◆ Problem description
Copy out the data exactly, leaving the pictures behind.

Excerpts from a dataset
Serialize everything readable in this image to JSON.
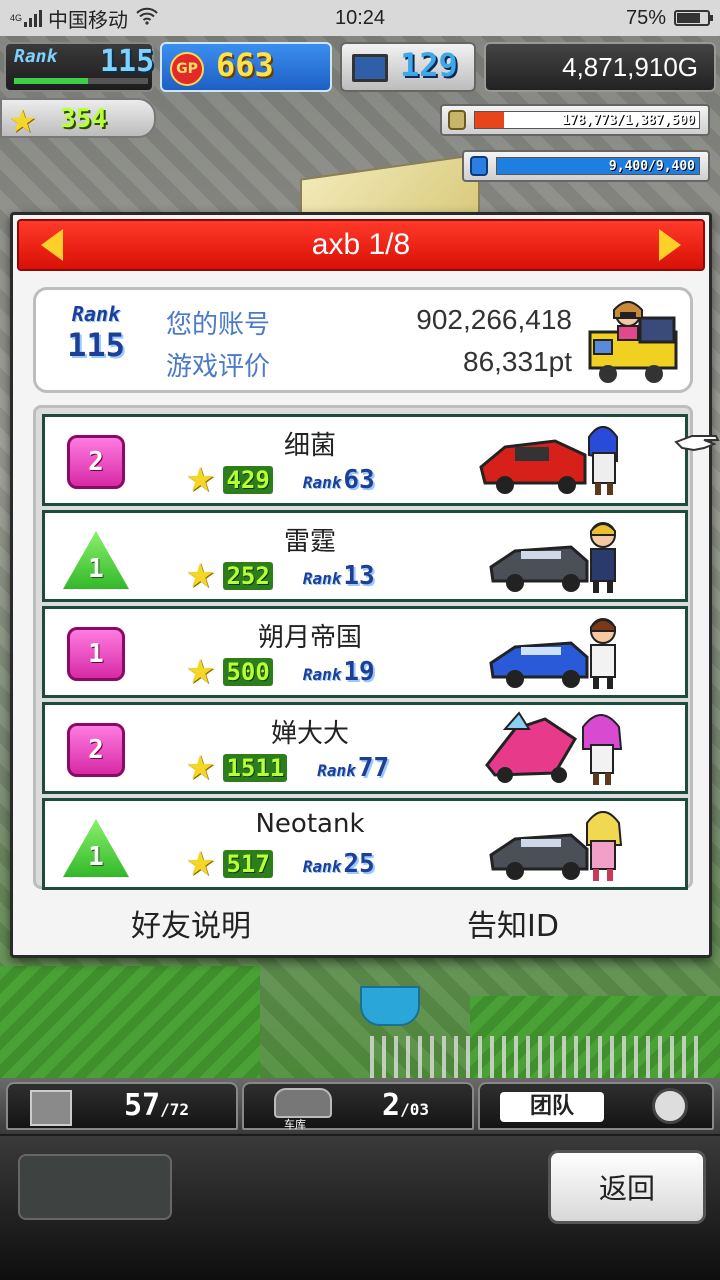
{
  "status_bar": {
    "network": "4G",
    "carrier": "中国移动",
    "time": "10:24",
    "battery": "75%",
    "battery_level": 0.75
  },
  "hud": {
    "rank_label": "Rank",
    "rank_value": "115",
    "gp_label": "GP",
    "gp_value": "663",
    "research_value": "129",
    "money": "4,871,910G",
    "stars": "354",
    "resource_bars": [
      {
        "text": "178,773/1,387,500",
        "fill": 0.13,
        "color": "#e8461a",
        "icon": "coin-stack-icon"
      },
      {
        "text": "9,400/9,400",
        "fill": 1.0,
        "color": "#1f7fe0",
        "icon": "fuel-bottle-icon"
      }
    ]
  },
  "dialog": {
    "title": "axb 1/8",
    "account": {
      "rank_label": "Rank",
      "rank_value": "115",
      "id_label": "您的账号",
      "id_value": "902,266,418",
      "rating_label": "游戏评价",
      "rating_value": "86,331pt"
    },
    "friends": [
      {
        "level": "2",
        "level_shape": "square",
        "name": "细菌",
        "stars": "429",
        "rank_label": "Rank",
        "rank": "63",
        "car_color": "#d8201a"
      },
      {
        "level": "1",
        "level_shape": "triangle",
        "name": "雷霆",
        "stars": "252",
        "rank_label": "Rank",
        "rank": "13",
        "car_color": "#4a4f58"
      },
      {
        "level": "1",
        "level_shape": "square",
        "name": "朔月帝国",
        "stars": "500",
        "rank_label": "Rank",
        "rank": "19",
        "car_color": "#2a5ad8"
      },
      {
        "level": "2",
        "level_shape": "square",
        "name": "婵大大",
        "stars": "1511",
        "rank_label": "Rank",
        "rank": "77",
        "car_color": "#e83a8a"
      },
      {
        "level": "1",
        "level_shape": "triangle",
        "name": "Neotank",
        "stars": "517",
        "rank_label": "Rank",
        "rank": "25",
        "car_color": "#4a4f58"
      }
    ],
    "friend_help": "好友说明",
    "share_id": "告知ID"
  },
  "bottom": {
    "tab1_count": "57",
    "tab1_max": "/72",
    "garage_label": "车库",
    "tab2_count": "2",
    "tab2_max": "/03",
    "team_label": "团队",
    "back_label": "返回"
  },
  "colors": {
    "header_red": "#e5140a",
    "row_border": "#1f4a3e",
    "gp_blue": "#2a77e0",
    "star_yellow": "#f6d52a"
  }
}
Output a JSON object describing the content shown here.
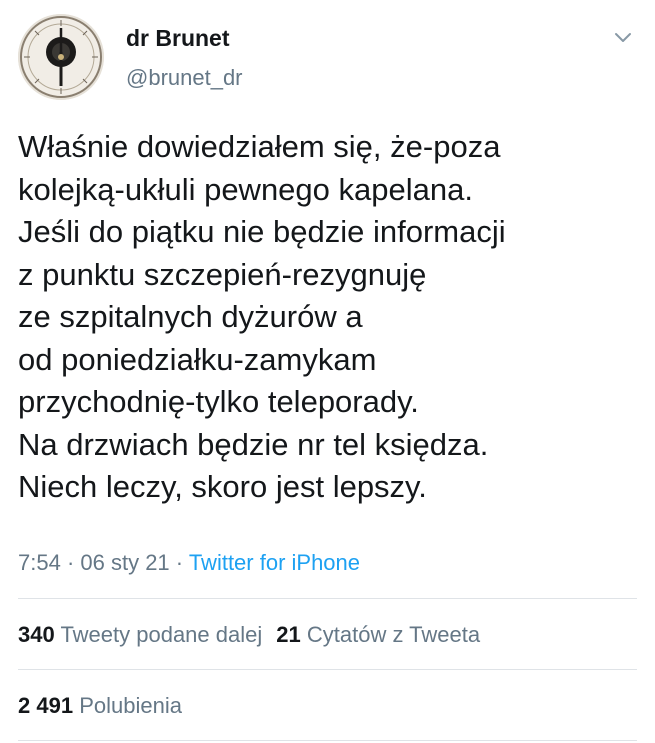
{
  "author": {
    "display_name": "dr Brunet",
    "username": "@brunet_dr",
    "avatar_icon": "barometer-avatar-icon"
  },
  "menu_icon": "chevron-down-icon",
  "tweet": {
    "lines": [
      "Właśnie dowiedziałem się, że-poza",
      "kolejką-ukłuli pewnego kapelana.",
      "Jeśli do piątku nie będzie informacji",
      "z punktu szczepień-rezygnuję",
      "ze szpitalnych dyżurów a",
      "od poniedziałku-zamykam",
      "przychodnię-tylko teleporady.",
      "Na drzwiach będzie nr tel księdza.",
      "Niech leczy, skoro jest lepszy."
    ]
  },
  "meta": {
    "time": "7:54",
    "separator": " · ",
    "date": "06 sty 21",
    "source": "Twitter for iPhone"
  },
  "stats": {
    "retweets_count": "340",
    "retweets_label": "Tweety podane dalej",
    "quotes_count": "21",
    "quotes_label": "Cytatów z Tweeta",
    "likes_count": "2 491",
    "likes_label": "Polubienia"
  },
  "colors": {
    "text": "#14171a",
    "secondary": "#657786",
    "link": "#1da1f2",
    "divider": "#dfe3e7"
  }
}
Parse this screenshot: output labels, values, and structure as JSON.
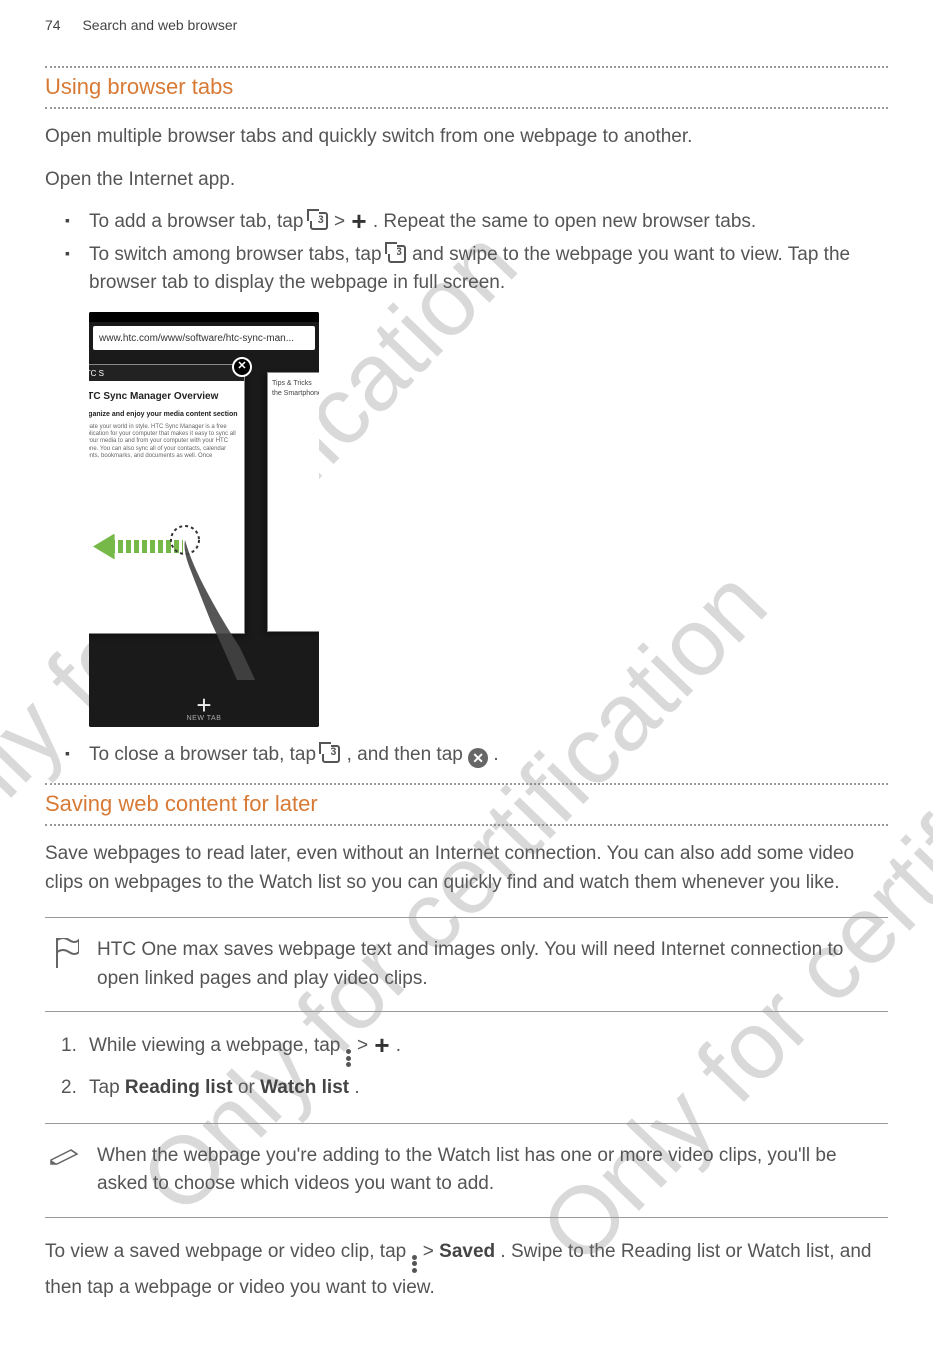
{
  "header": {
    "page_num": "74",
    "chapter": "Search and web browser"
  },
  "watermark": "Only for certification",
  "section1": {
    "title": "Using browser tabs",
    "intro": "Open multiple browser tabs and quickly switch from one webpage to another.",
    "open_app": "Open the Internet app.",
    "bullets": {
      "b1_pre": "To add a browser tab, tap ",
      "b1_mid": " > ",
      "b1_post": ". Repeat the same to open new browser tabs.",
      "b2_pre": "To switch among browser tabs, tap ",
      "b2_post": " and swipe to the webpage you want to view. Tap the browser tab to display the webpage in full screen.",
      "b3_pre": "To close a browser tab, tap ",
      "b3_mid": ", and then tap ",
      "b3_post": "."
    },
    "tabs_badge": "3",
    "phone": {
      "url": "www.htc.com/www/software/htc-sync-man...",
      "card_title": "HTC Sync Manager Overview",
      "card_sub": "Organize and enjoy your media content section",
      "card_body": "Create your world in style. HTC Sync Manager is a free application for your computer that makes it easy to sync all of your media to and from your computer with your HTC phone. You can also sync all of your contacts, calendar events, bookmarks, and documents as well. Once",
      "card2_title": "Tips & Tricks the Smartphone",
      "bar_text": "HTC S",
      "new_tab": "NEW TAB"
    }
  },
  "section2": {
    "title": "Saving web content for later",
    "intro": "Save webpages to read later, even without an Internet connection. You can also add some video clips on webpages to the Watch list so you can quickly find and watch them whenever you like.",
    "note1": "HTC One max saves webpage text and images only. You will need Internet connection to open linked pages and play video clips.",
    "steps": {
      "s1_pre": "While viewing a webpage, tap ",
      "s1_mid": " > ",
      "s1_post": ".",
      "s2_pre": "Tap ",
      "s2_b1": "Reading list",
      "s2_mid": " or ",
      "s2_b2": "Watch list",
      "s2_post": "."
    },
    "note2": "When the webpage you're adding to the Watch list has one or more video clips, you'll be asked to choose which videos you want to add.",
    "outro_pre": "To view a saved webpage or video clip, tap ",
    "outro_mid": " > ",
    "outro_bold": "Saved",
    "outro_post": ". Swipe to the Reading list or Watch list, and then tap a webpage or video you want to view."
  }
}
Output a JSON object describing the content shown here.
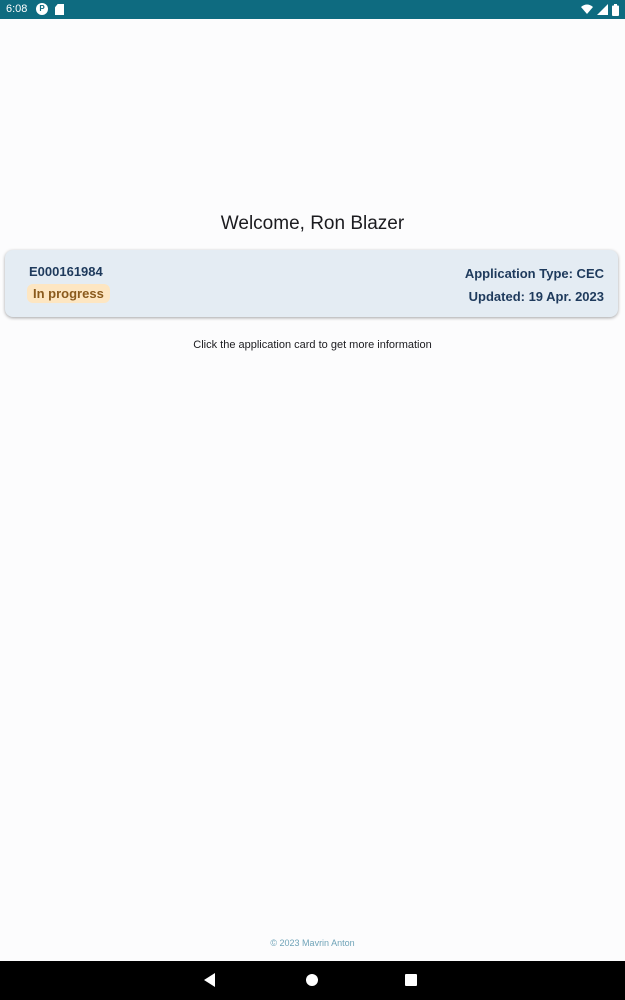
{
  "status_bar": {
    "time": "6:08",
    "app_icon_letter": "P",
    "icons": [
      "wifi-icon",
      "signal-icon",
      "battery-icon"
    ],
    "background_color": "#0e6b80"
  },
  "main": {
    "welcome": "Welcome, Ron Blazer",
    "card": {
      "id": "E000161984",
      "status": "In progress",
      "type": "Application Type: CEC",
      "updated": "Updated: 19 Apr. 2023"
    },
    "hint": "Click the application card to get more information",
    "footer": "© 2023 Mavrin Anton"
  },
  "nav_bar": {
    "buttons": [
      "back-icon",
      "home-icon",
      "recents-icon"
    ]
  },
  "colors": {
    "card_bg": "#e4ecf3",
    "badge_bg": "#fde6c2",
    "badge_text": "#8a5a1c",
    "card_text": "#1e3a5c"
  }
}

◆ Answer below
Serialize everything readable in this image to JSON.
{
  "status_bar": {
    "network": "4G",
    "carrier": "中国移动",
    "time": "10:24",
    "battery": "75%",
    "battery_level": 0.75
  },
  "hud": {
    "rank_label": "Rank",
    "rank_value": "115",
    "gp_label": "GP",
    "gp_value": "663",
    "research_value": "129",
    "money": "4,871,910G",
    "stars": "354",
    "resource_bars": [
      {
        "text": "178,773/1,387,500",
        "fill": 0.13,
        "color": "#e8461a",
        "icon": "coin-stack-icon"
      },
      {
        "text": "9,400/9,400",
        "fill": 1.0,
        "color": "#1f7fe0",
        "icon": "fuel-bottle-icon"
      }
    ]
  },
  "dialog": {
    "title": "axb 1/8",
    "account": {
      "rank_label": "Rank",
      "rank_value": "115",
      "id_label": "您的账号",
      "id_value": "902,266,418",
      "rating_label": "游戏评价",
      "rating_value": "86,331pt"
    },
    "friends": [
      {
        "level": "2",
        "level_shape": "square",
        "name": "细菌",
        "stars": "429",
        "rank_label": "Rank",
        "rank": "63",
        "car_color": "#d8201a"
      },
      {
        "level": "1",
        "level_shape": "triangle",
        "name": "雷霆",
        "stars": "252",
        "rank_label": "Rank",
        "rank": "13",
        "car_color": "#4a4f58"
      },
      {
        "level": "1",
        "level_shape": "square",
        "name": "朔月帝国",
        "stars": "500",
        "rank_label": "Rank",
        "rank": "19",
        "car_color": "#2a5ad8"
      },
      {
        "level": "2",
        "level_shape": "square",
        "name": "婵大大",
        "stars": "1511",
        "rank_label": "Rank",
        "rank": "77",
        "car_color": "#e83a8a"
      },
      {
        "level": "1",
        "level_shape": "triangle",
        "name": "Neotank",
        "stars": "517",
        "rank_label": "Rank",
        "rank": "25",
        "car_color": "#4a4f58"
      }
    ],
    "friend_help": "好友说明",
    "share_id": "告知ID"
  },
  "bottom": {
    "tab1_count": "57",
    "tab1_max": "/72",
    "garage_label": "车库",
    "tab2_count": "2",
    "tab2_max": "/03",
    "team_label": "团队",
    "back_label": "返回"
  },
  "colors": {
    "header_red": "#e5140a",
    "row_border": "#1f4a3e",
    "gp_blue": "#2a77e0",
    "star_yellow": "#f6d52a"
  }
}
Output a JSON object describing the content shown here.
{
  "author": {
    "display_name": "dr Brunet",
    "username": "@brunet_dr",
    "avatar_icon": "barometer-avatar-icon"
  },
  "menu_icon": "chevron-down-icon",
  "tweet": {
    "lines": [
      "Właśnie dowiedziałem się, że-poza",
      "kolejką-ukłuli pewnego kapelana.",
      "Jeśli do piątku nie będzie informacji",
      "z punktu szczepień-rezygnuję",
      "ze szpitalnych dyżurów a",
      "od poniedziałku-zamykam",
      "przychodnię-tylko teleporady.",
      "Na drzwiach będzie nr tel księdza.",
      "Niech leczy, skoro jest lepszy."
    ]
  },
  "meta": {
    "time": "7:54",
    "separator": " · ",
    "date": "06 sty 21",
    "source": "Twitter for iPhone"
  },
  "stats": {
    "retweets_count": "340",
    "retweets_label": "Tweety podane dalej",
    "quotes_count": "21",
    "quotes_label": "Cytatów z Tweeta",
    "likes_count": "2 491",
    "likes_label": "Polubienia"
  },
  "colors": {
    "text": "#14171a",
    "secondary": "#657786",
    "link": "#1da1f2",
    "divider": "#dfe3e7"
  }
}
Parse this screenshot: output labels, values, and structure as JSON.
{
  "header": {
    "page_num": "74",
    "chapter": "Search and web browser"
  },
  "watermark": "Only for certification",
  "section1": {
    "title": "Using browser tabs",
    "intro": "Open multiple browser tabs and quickly switch from one webpage to another.",
    "open_app": "Open the Internet app.",
    "bullets": {
      "b1_pre": "To add a browser tab, tap ",
      "b1_mid": " > ",
      "b1_post": ". Repeat the same to open new browser tabs.",
      "b2_pre": "To switch among browser tabs, tap ",
      "b2_post": " and swipe to the webpage you want to view. Tap the browser tab to display the webpage in full screen.",
      "b3_pre": "To close a browser tab, tap ",
      "b3_mid": ", and then tap ",
      "b3_post": "."
    },
    "tabs_badge": "3",
    "phone": {
      "url": "www.htc.com/www/software/htc-sync-man...",
      "card_title": "HTC Sync Manager Overview",
      "card_sub": "Organize and enjoy your media content section",
      "card_body": "Create your world in style. HTC Sync Manager is a free application for your computer that makes it easy to sync all of your media to and from your computer with your HTC phone. You can also sync all of your contacts, calendar events, bookmarks, and documents as well. Once",
      "card2_title": "Tips & Tricks the Smartphone",
      "bar_text": "HTC S",
      "new_tab": "NEW TAB"
    }
  },
  "section2": {
    "title": "Saving web content for later",
    "intro": "Save webpages to read later, even without an Internet connection. You can also add some video clips on webpages to the Watch list so you can quickly find and watch them whenever you like.",
    "note1": "HTC One max saves webpage text and images only. You will need Internet connection to open linked pages and play video clips.",
    "steps": {
      "s1_pre": "While viewing a webpage, tap ",
      "s1_mid": " > ",
      "s1_post": ".",
      "s2_pre": "Tap ",
      "s2_b1": "Reading list",
      "s2_mid": " or ",
      "s2_b2": "Watch list",
      "s2_post": "."
    },
    "note2": "When the webpage you're adding to the Watch list has one or more video clips, you'll be asked to choose which videos you want to add.",
    "outro_pre": "To view a saved webpage or video clip, tap ",
    "outro_mid": " > ",
    "outro_bold": "Saved",
    "outro_post": ". Swipe to the Reading list or Watch list, and then tap a webpage or video you want to view."
  }
}
Output a JSON object describing the content shown here.
{
  "status_bar": {
    "time": "6:08",
    "app_icon_letter": "P",
    "icons": [
      "wifi-icon",
      "signal-icon",
      "battery-icon"
    ],
    "background_color": "#0e6b80"
  },
  "main": {
    "welcome": "Welcome, Ron Blazer",
    "card": {
      "id": "E000161984",
      "status": "In progress",
      "type": "Application Type: CEC",
      "updated": "Updated: 19 Apr. 2023"
    },
    "hint": "Click the application card to get more information",
    "footer": "© 2023 Mavrin Anton"
  },
  "nav_bar": {
    "buttons": [
      "back-icon",
      "home-icon",
      "recents-icon"
    ]
  },
  "colors": {
    "card_bg": "#e4ecf3",
    "badge_bg": "#fde6c2",
    "badge_text": "#8a5a1c",
    "card_text": "#1e3a5c"
  }
}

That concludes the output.